Gain Work-Life Balance by Using Best of Parenting, Practicing Medicine

June 10, 2014
Jennifer Frank, MD

It's possible to balance things as a physician at work and home more by bringing the best parts of each to the other location.

Yesterday was a beautiful summer day. My husband took our four children to a local amusement park and the zoo. When we met up at home at the end of the day and I asked him how everything went, he told me sheepishly that they had a great day. I was disappointed, of course, that I couldn't join them for the start of summer vacation. However, by this point in our family journey, both my stay-at-home husband and I recognize that some days it's better to be the stay-at-home parent and some days it's better to be the one headed off to work.

An article titled "The Daily Escape" from the June 3 Wall Street Journal described the comparative stress levels with being at work compared with being at home. The hypothesis is that work demands, while they can definitely be stressful, may be more contained and it may be easier to set boundaries around them. Just think about a toddler who needs to go to the bathroom right now compared with a patient requesting to be seen right now. Which one can usually wait just a minute?

Other benefits of work over home can include a paycheck, appreciation and affirmation, and the ability to develop your skills and advance in your career. Home does provide its own benefits - you get paid in kisses and snuggles, a sincere thank you from a three-year-old is more rewarding than an insincere thank you from anyone else, and parenthood challenges you in ways you are challenged nowhere else. Interestingly, women may be particularly prone to the "happier at work" phenomenon, possibly because they may share a disproportionate amount of the household chores and childcare responsibilities, according to the article.

So, what's the solution? Everyone should work longer, harder, and farm out more home-related tasks to others? Probably not. Instead, the author of this article makes a great suggestion: Use the good parts of work at home.

One thing I'm able to do at work better than I do at home is prioritize tasks.  When I have a patient scheduled for an appointment, she is the most important thing I have to do for those 20 minutes, barring an emergency. Phone messages, refill requests, and e-mails all are deferred while I take care of that patient. Of course, there is the occasional urgent phone call from another doctor that I need to take, but for the most part, everyone in the office understands not to knock on a closed exam room door.

In comparison, my current most difficult task at home is getting my four year old to bed in a reasonable timeframe. This job is made more difficult by the constant interruptions from my other three children. Recently, I declared that while I was putting him to bed, I wanted no other interruptions until I was done unless there was an emergency (loosely defined as visible blood). This helped me to focus on the task and to prevent interruptions.
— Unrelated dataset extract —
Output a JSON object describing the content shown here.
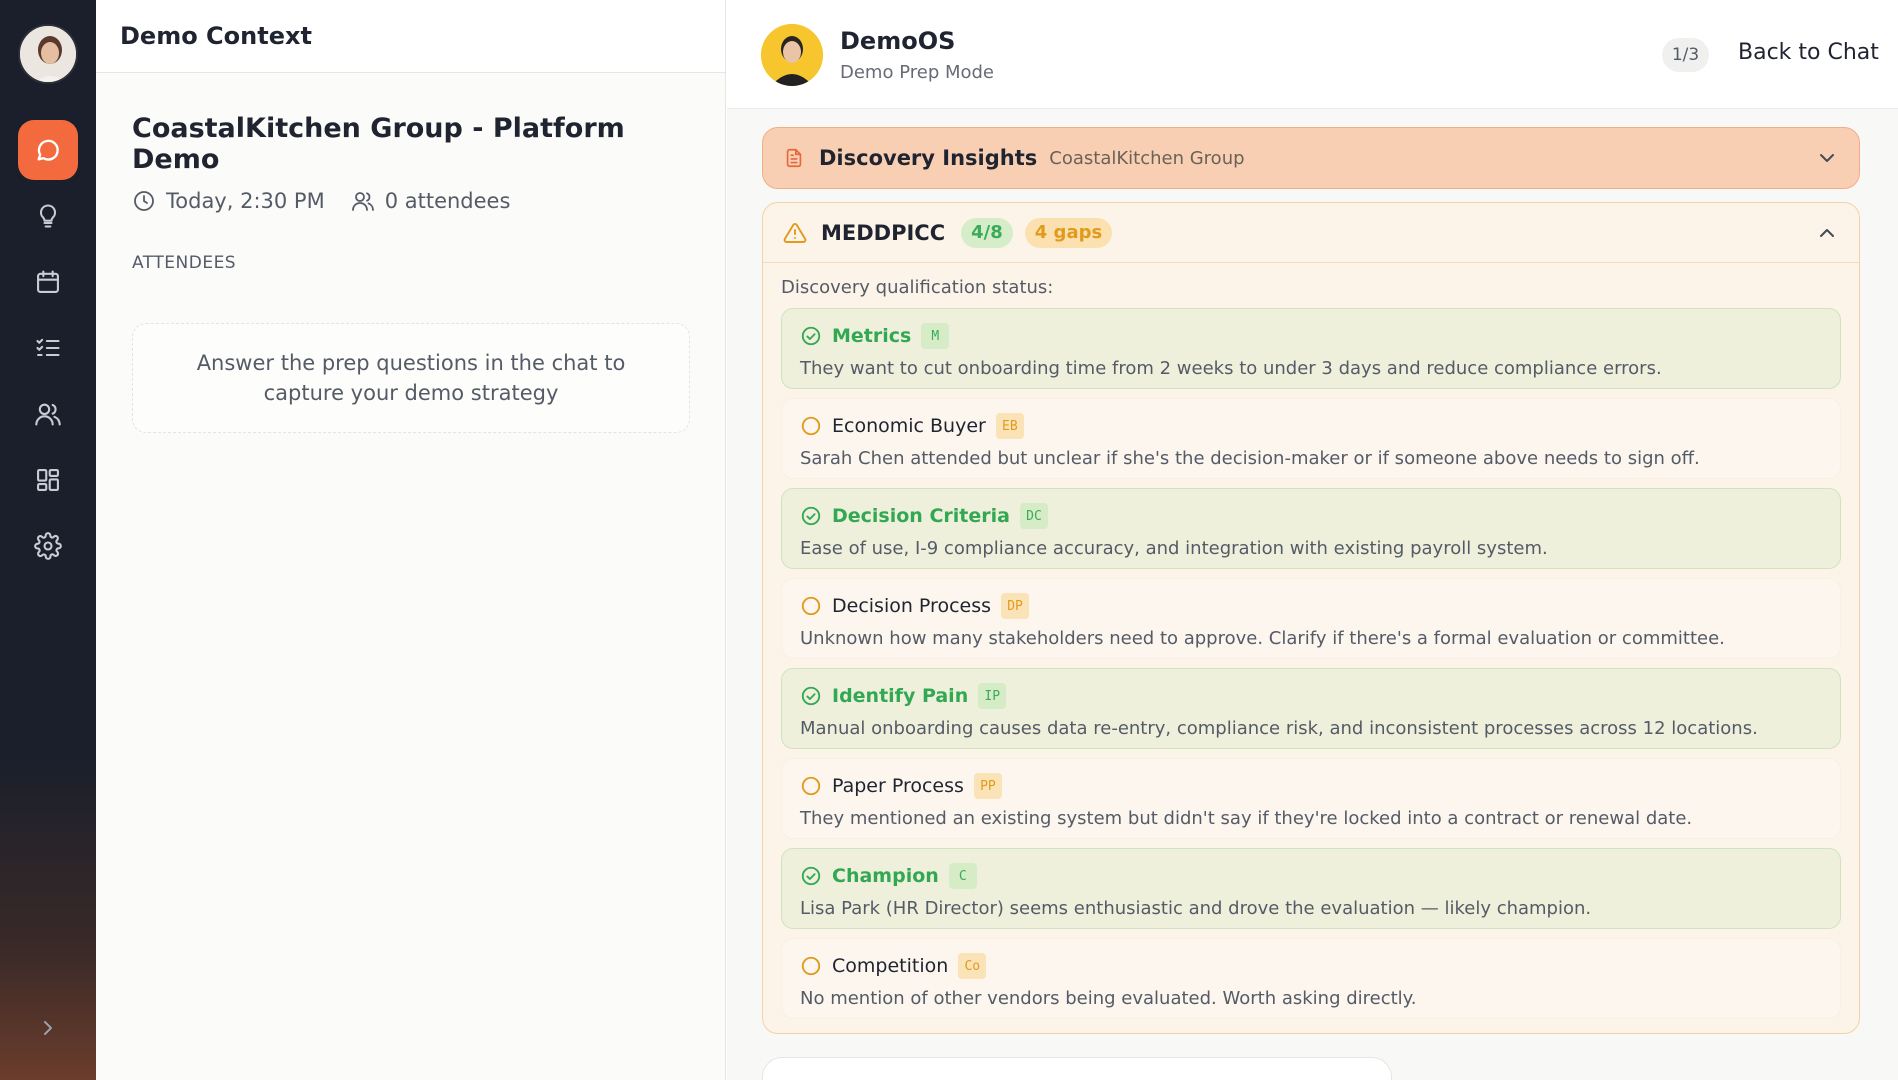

It's possible to balance things at work and home more by bringing the best parts of each to the other location. What works well at home that you can incorporate into your workday? What parts of work give you particular satisfaction and how can you bring that home?